Content negotiation is a way to serve client-specific representations of the same resource.
A client might send this HTTP request:
In response, the server might send:
HTTP/1.1 200 OK <strong>Content-Type:</strong> application/json; charset=utf-8 Content-Length: 57 Connection: Close
The Accept header is used by HTTP clients to tell the server what content types they’ll accept. The server will then send back a response, which will include a Content-Type header telling the client what the content type of the returned content actually is.
However, as you may have noticed, HTTP requests can also contain Content-Type headers. Why? Well, think about POST or PUT requests. With those request types, the client is actually sending a bunch of data to the server as part of the request, and the Content-Type header tells the server what the data actually is (and thus determines how the server will parse it).

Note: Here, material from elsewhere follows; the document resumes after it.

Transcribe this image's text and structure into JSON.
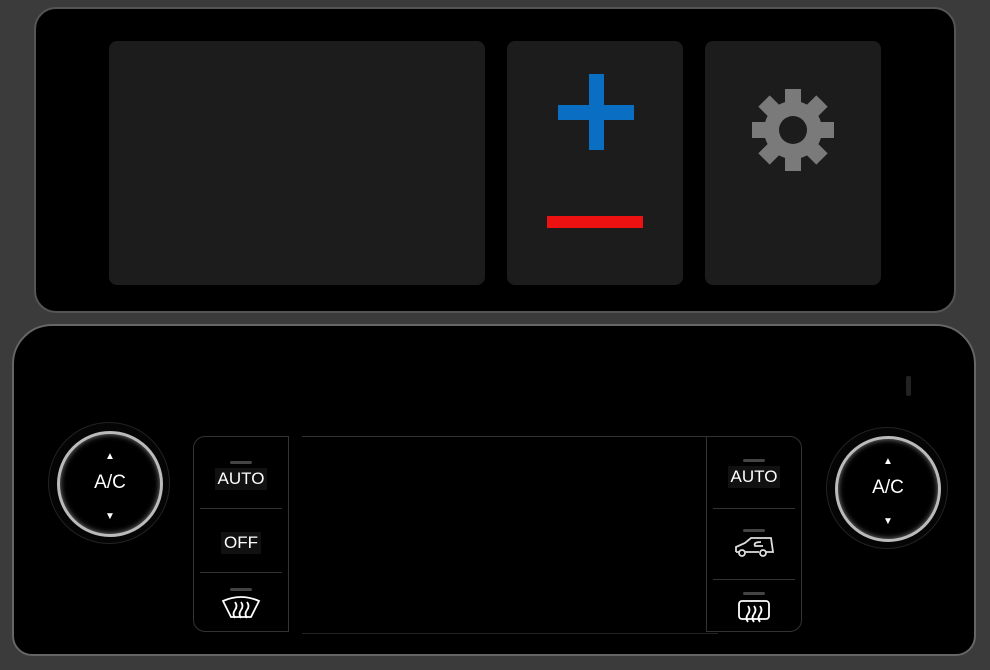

In particular, for a typical POST request resulting from an HTML form submission, the Content-Type of the request will normally be either application/x-www-form-urlencoded or multipart/form-data.